As the main western entrance to the seafront, this needs to be made far more appealing to cyclists and pedestrians. There is sufficient space to remove the street car parking – with a large car park on this corner of the Common – and transfer it to protected cycling.
Pyramids - Speakers Corner - Canoe Lake
We thoroughly endorse the Masterplan vision of removing road space away from vehicles to people. There is plenty of space to provide open, shared public space, as well as a continuous dedicated cycleway.
The existing cycleway ends where the seafront road meets Henderson Road. This means there is a short section where eastbound cyclists need to cross the road to the north side for a short distance, then turn right into Melville Road. Both manoeuvres are made hazardous by a blind corner, making it difficult to see vehicles approaching in both directions, often at speed.

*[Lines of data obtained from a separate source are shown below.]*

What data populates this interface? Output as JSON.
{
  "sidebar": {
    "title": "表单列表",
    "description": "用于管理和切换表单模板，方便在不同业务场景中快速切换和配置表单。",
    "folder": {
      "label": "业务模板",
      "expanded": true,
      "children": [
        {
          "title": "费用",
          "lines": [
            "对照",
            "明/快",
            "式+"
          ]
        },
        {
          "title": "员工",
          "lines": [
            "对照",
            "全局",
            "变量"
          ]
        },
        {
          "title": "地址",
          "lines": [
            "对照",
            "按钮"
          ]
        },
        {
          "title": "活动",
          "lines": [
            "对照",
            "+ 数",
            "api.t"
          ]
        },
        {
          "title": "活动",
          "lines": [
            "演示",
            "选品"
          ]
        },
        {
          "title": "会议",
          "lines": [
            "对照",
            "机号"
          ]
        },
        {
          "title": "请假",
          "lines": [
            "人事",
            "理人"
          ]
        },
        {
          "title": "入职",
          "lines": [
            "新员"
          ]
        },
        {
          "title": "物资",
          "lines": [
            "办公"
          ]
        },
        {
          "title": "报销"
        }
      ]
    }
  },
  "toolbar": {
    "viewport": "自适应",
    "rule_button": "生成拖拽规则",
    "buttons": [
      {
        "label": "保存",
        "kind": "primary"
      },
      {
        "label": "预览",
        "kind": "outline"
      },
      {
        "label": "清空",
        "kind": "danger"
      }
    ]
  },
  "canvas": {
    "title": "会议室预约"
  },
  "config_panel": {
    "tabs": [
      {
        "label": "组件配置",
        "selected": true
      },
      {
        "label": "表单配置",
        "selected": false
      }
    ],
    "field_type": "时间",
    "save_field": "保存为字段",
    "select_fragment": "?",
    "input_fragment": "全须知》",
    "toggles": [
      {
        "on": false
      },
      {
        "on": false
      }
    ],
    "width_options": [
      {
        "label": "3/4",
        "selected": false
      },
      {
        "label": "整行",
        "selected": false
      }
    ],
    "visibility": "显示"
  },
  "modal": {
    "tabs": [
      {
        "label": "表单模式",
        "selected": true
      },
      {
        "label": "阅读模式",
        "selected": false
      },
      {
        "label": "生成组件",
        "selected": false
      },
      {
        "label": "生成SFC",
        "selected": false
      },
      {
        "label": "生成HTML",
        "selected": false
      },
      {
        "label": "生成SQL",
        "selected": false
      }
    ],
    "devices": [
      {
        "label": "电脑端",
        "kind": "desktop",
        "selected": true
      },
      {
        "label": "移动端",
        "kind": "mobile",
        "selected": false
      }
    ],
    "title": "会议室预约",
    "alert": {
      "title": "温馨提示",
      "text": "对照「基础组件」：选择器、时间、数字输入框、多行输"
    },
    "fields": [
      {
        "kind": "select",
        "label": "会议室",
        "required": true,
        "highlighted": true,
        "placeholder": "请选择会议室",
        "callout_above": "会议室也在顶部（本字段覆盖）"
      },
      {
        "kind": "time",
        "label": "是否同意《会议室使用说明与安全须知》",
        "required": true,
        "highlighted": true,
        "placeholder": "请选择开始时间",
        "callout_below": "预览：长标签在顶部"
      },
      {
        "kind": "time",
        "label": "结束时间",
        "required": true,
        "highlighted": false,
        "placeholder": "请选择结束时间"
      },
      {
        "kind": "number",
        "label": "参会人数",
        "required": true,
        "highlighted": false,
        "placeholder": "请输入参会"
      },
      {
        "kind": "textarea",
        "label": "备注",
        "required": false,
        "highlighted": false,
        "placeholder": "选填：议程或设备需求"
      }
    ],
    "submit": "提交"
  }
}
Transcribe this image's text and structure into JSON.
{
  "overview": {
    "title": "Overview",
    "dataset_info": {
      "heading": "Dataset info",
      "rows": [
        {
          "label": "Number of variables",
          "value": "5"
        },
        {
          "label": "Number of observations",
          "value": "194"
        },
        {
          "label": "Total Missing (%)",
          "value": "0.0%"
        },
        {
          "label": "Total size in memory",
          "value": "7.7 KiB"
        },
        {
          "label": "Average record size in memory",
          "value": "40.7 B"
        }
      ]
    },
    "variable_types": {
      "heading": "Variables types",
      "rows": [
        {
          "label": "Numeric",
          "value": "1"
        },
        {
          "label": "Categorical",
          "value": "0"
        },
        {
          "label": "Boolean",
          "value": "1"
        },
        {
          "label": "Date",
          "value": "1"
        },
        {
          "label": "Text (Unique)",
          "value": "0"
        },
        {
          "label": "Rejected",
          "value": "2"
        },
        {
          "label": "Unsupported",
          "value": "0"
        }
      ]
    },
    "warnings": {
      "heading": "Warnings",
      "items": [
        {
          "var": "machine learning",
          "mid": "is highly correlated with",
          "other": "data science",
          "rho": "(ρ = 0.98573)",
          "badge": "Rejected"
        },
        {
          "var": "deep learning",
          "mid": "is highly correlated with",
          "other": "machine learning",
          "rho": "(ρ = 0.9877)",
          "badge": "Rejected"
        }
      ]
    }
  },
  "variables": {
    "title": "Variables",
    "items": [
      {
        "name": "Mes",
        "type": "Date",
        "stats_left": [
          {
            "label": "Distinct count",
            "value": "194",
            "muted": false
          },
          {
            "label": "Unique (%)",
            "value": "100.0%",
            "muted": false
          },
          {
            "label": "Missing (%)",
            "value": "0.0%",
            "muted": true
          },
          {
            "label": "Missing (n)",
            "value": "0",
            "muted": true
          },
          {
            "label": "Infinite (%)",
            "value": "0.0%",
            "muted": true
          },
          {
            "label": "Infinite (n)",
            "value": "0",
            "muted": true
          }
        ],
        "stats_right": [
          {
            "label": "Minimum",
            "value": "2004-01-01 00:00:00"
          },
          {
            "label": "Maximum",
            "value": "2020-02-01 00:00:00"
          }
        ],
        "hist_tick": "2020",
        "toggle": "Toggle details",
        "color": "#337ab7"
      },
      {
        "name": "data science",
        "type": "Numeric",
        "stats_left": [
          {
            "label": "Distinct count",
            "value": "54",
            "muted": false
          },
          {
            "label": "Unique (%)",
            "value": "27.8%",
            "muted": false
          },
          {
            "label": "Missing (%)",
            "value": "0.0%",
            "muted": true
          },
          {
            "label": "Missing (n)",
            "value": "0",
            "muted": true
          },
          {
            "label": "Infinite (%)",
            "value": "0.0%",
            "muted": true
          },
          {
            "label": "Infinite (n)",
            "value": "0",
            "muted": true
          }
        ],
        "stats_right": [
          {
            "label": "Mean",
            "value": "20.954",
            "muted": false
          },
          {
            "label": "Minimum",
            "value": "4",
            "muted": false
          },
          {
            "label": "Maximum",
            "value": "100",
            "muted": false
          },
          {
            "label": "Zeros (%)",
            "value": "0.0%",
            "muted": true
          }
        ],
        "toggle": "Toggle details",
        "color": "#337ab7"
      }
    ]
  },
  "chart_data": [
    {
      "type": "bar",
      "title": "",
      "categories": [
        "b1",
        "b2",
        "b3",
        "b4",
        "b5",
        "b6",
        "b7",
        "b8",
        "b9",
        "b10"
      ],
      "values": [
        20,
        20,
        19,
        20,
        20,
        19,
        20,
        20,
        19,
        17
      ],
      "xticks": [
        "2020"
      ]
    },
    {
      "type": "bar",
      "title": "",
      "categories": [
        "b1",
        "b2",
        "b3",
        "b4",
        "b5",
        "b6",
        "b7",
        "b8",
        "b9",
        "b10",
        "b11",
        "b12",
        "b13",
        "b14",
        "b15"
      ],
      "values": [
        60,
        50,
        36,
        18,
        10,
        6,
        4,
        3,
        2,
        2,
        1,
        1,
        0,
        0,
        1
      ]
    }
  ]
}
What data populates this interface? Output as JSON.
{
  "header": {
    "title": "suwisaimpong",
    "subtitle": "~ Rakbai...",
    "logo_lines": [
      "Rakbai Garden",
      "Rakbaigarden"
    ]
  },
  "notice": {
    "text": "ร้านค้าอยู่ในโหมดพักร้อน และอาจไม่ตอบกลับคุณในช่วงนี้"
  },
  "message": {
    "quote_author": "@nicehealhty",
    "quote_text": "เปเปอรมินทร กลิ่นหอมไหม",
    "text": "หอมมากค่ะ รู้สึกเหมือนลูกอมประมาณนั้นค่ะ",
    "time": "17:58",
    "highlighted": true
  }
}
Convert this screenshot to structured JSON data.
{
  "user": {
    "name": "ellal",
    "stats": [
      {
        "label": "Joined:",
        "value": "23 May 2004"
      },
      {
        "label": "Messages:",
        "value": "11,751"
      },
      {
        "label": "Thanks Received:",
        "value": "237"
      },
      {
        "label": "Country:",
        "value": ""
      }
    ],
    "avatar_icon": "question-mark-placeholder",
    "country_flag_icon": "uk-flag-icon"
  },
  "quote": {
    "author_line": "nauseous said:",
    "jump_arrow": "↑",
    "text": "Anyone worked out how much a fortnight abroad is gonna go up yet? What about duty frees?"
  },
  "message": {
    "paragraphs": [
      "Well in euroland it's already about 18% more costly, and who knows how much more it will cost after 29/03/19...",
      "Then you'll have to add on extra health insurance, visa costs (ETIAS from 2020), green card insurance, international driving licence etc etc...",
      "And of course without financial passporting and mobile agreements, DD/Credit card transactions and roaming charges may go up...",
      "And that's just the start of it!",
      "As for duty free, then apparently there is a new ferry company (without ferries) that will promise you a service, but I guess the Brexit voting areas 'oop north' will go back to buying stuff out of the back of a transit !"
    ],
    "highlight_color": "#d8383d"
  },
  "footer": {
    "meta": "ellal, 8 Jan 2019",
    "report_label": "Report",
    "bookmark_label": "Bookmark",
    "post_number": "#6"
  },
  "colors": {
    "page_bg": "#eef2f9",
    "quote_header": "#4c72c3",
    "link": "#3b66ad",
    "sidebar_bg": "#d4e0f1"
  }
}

The protected cycleway needs to be extended the short distance along Henderson Road to connect the seafront and Melville Road. The existing traffic filter at the Melville Road / Ferry Road Junction is not currently wide enough to allow non-standard bicycles to get through it. This needs to be improved.
Beyond this, the roads are much quieter and slower, but also narrower. We are concerned that future development at the Fraser Range does not make cycling more hazardous. There certainly needs to be a dedicated cycle route to access the Ferry to Hayling Island.
Portsmouth Cycle Forum